The City of Reno Fire Department was shown a live drone flight demonstration of the Casia onboard Detect-and-Avoid (DAA) collision avoidance system from Iris Automation last week, highlighting the drone’s capabilities to effectively operate beyond visual line of sight (BVLOS). The demonstration was conducted within all Federal Aviation Administration’s (FAA) Unmanned Aircraft Systems (UAS) Integration Pilot Program (IPP).
The demonstration took place in Nevada over the Carson River at Fort Churchill State Historic Park, using a drone integrated with Casia to illustrate how this cutting-edge technology will be used to provide automated situational awareness for drones and their pilots. DAA is a crucial component of beyond visual line of sight drone operations today, and commercial aerial mobility operations of the future, which will rely on very similar algorithms (in some cases the same) to ensure traffic deconfliction from other commercial aircraft and air taxis.
In Reno, the Fire Department intends to utilize this technology for a “River Search and Rescue program” that will test the safety and capability of using drones during river rescue missions in an effort to improve response times and reduce exposure of both first responders and victims to dangerous conditions during river rescue operations. The City of Reno reported that initial BVLOS flight operations will take place at the Carson River location with future testing to be conducted over the Truckee River as soon as next year. “The City of Reno has been a leader in the UAS community, and this demonstration is another example of the application of these technologies for public benefit,” said Jon Damush, CEO of Iris Automation.

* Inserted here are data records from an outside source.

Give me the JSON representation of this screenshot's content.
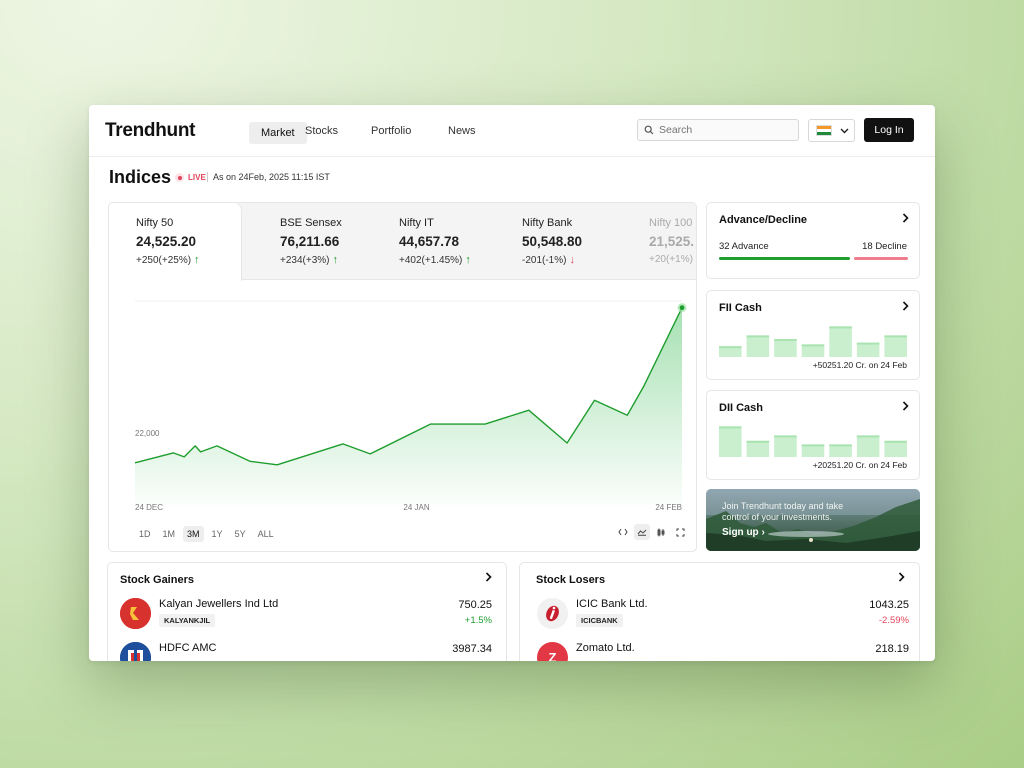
{
  "app": {
    "brand": "Trendhunt"
  },
  "nav": {
    "tabs": [
      {
        "label": "Market"
      },
      {
        "label": "Stocks"
      },
      {
        "label": "Portfolio"
      },
      {
        "label": "News"
      }
    ]
  },
  "search": {
    "placeholder": "Search"
  },
  "country": {
    "flag": "india-flag-icon"
  },
  "auth": {
    "login_label": "Log In"
  },
  "page": {
    "title": "Indices",
    "live_label": "LIVE",
    "as_of": "As on 24Feb, 2025 11:15 IST"
  },
  "indices": [
    {
      "name": "Nifty 50",
      "value": "24,525.20",
      "change": "+250(+25%)",
      "direction": "up"
    },
    {
      "name": "BSE Sensex",
      "value": "76,211.66",
      "change": "+234(+3%)",
      "direction": "up"
    },
    {
      "name": "Nifty IT",
      "value": "44,657.78",
      "change": "+402(+1.45%)",
      "direction": "up"
    },
    {
      "name": "Nifty Bank",
      "value": "50,548.80",
      "change": "-201(-1%)",
      "direction": "down"
    },
    {
      "name": "Nifty 100",
      "value": "21,525.",
      "change": "+20(+1%)",
      "direction": "up"
    }
  ],
  "chart_data": {
    "type": "area",
    "series_name": "Nifty 50",
    "y_tick_label": "22,000",
    "y_tick_value": 22000,
    "x_tick_labels": [
      "24 DEC",
      "24 JAN",
      "24 FEB"
    ],
    "ylim": [
      20550,
      24700
    ],
    "x": [
      0,
      7,
      9,
      11,
      12,
      15,
      21,
      26,
      38,
      43,
      54,
      64,
      72,
      79,
      84,
      90,
      93,
      100
    ],
    "values": [
      21400,
      21600,
      21520,
      21740,
      21620,
      21740,
      21430,
      21360,
      21780,
      21580,
      22180,
      22180,
      22460,
      21800,
      22660,
      22360,
      22940,
      24525
    ],
    "grid": true,
    "line_color": "#1f9d2e"
  },
  "ranges": {
    "options": [
      "1D",
      "1M",
      "3M",
      "1Y",
      "5Y",
      "ALL"
    ],
    "selected": "3M"
  },
  "chart_tools": [
    "code-icon",
    "area-chart-icon",
    "candlestick-icon",
    "fullscreen-icon"
  ],
  "advance_decline": {
    "title": "Advance/Decline",
    "advance_label": "32 Advance",
    "decline_label": "18 Decline",
    "advance": 32,
    "decline": 18
  },
  "fii_cash": {
    "title": "FII Cash",
    "note": "+50251.20 Cr. on 24 Feb",
    "bars": [
      0.3,
      0.6,
      0.5,
      0.35,
      0.85,
      0.4,
      0.6
    ]
  },
  "dii_cash": {
    "title": "DII Cash",
    "note": "+20251.20 Cr. on 24 Feb",
    "bars": [
      0.85,
      0.45,
      0.6,
      0.35,
      0.35,
      0.6,
      0.45
    ]
  },
  "promo": {
    "text": "Join Trendhunt today and take control of your investments.",
    "link": "Sign up"
  },
  "gainers": {
    "title": "Stock Gainers",
    "rows": [
      {
        "name": "Kalyan Jewellers Ind Ltd",
        "ticker": "KALYANKJIL",
        "price": "750.25",
        "change": "+1.5%",
        "logo_letter": "K",
        "logo_color": "#d8322f"
      },
      {
        "name": "HDFC AMC",
        "ticker": "",
        "price": "3987.34",
        "change": "",
        "logo_letter": "",
        "logo_color": "#1d4f9c"
      }
    ]
  },
  "losers": {
    "title": "Stock Losers",
    "rows": [
      {
        "name": "ICIC Bank Ltd.",
        "ticker": "ICICBANK",
        "price": "1043.25",
        "change": "-2.59%",
        "logo_letter": "i",
        "logo_color": "#f3f3f3"
      },
      {
        "name": "Zomato Ltd.",
        "ticker": "",
        "price": "218.19",
        "change": "",
        "logo_letter": "Z",
        "logo_color": "#e23744"
      }
    ]
  }
}
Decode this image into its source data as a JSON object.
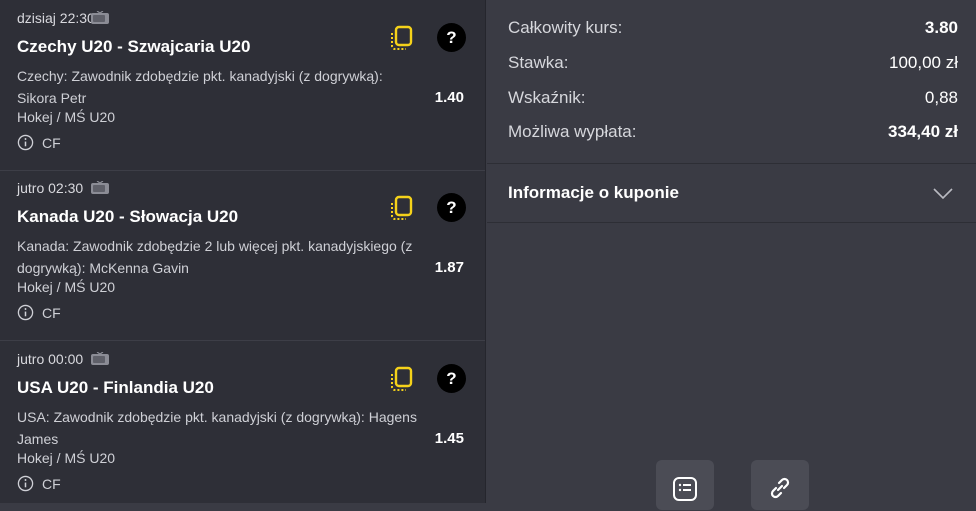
{
  "bets": [
    {
      "time": "dzisiaj 22:30",
      "title": "Czechy U20 - Szwajcaria U20",
      "desc": "Czechy: Zawodnik zdobędzie pkt. kanadyjski (z dogrywką): Sikora Petr",
      "odds": "1.40",
      "sport": "Hokej / MŚ U20",
      "cf": "CF"
    },
    {
      "time": "jutro 02:30",
      "title": "Kanada U20 - Słowacja U20",
      "desc": "Kanada: Zawodnik zdobędzie 2 lub więcej pkt. kanadyjskiego (z dogrywką): McKenna Gavin",
      "odds": "1.87",
      "sport": "Hokej / MŚ U20",
      "cf": "CF"
    },
    {
      "time": "jutro 00:00",
      "title": "USA U20 - Finlandia U20",
      "desc": "USA: Zawodnik zdobędzie pkt. kanadyjski (z dogrywką): Hagens James",
      "odds": "1.45",
      "sport": "Hokej / MŚ U20",
      "cf": "CF"
    }
  ],
  "summary": {
    "total_odds_label": "Całkowity kurs:",
    "total_odds_value": "3.80",
    "stake_label": "Stawka:",
    "stake_value": "100,00 zł",
    "indicator_label": "Wskaźnik:",
    "indicator_value": "0,88",
    "payout_label": "Możliwa wypłata:",
    "payout_value": "334,40 zł"
  },
  "coupon_info": {
    "title": "Informacje o kuponie"
  },
  "icons": {
    "tv": "tv-icon",
    "copy": "copy-bet-icon",
    "help": "question-mark-icon",
    "info": "info-circle-icon",
    "chevron": "chevron-down-icon",
    "list": "list-document-icon",
    "link": "link-icon"
  },
  "colors": {
    "left_bg": "#2e2f37",
    "right_bg": "#3a3b44",
    "accent_yellow": "#f5d21a"
  }
}
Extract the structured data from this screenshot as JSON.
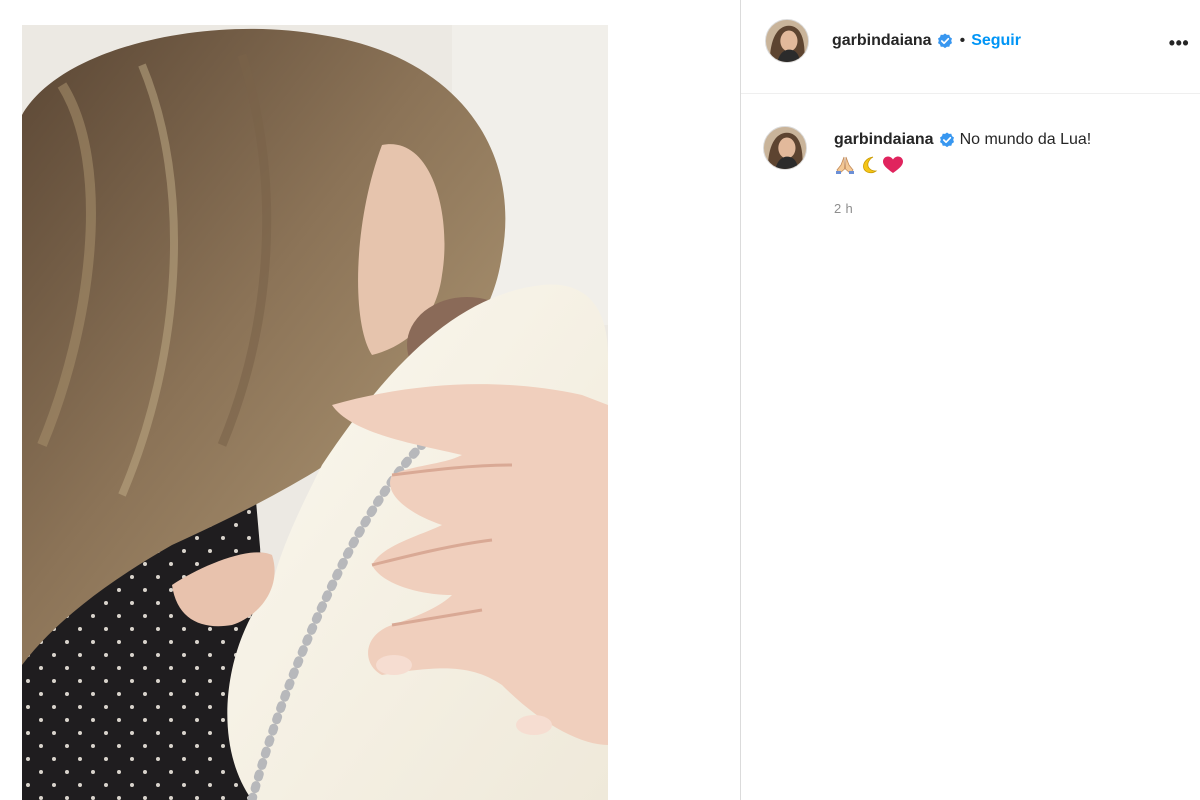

In May 2018, the City of Reno was selected by the United States Department of Transportation (DOT) as one of nine state, local and tribal governments to participate in the FAA UAS IPP. The UAS IPP is working with the nine public-private partnerships to implement and study specific drone applications across the United States in an effort to advance the safe integration of drones into the nation’s airspace. This program will effectively lay foundations for future aerial mobility operations that feature the same air traffic deconfliction logic, but with larger eVTOL aircraft that are carrying passengers, businesspeople, or medical first responders and patients.
Why it’s important: Iris’ technology for detect and avoid, and their BVLOS demonstration for the City of Reno’s Fire Department, both showcase the technological readiness for aerial mobility deployment in the coming years. The natural progression into full-scale aerial mobility operations will be through proven technologies on smaller scales (i.e. drones beyond visual line of sight) prior to those technologies being used for monitored, but autonomous aerial mobility flights through more congested airspace. This announcement also emphasizes the FAA’s level of commitment to technology maturation and integration with the existing airspace system, which accompanies the added goal of ensuring that current users of the National Airspace System are not affected.
Source // City of Reno Press Release